Toys like LEGOs, appeal to a variety of play patterns (modelling, collecting, storytelling, invention) over a range of ages and developmental stages. These are called “grow-with-me” toys because how kids play with the toys adapts over time with their cognitive development, from DUPLOs to LEGOs to MindStorms.

Traditionally, toys and games offer very different approaches to play. Toys are kid-driven, tangible catalysts for imagination. Games, on the other hand, represent a collection of rules and challenges for achieving a pre-determined objective. Until recently, video games (and their digital platforms) have been similarly limited, but with the advent of mobile touch-screen devices like the iPad that allow for digital play, these two worlds are colliding to create tangible, kinesthetic, mobile play experiences for kids.

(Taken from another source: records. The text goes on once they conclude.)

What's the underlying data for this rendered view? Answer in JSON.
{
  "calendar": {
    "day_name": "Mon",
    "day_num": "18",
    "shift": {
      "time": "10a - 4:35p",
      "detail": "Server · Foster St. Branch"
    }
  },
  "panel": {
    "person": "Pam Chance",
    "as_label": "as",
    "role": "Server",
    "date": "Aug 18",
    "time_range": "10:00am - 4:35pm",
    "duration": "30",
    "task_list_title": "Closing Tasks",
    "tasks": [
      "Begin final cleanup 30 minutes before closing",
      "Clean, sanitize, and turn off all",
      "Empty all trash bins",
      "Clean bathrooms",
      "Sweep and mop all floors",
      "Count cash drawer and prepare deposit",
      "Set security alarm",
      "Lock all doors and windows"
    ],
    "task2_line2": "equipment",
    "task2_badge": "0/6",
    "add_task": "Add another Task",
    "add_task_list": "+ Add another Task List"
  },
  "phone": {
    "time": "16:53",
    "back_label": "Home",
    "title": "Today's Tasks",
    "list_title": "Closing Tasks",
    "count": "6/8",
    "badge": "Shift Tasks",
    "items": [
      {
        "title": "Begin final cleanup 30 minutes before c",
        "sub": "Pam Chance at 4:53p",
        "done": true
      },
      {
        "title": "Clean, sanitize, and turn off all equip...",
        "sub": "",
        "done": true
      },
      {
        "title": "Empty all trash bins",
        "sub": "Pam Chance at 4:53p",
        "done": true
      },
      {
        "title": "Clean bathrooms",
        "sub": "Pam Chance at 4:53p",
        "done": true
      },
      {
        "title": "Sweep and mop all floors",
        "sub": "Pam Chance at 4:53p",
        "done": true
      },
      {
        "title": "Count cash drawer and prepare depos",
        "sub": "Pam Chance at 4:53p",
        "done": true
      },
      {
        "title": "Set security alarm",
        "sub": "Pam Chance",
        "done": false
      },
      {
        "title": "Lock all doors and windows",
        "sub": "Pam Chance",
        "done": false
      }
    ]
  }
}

Steve Keil and other TED speakers believe play can change the world for the better. It is documented that it can make you healthier, smarter, more productive, more social and happier (did you know most serial killers did not play as children – check out Stuart Brown’s TED talk).

Steve Keil: A Manifesto for Play, for Bulgaria and Beyond 

Steve says:

-We need a revolution. That the more we play, the bigger our brains are… and we develop more emotional maturity if we play more.

-We develop better decision-making ability if we play more.

-Bears that play more survive longer, not the bears that learn how to fish better.

Hillel Cooperman: Legos for grownups 

On play, Hillel says, “The Dark Ages are the time between when you put away the Lego for the last time as a kid and [when] you decide as an adult that it is okay to play with a kids’ toy.”

Dr. Stuart Brown says play is more than fun 

A pioneer in research on play, Dr. Stuart Brown says humor, games, roughhousing, flirtation and fantasy are more than just fun. Plenty of play in childhood makes for happy, smart adults — and keeping it up can make us smarter at any age.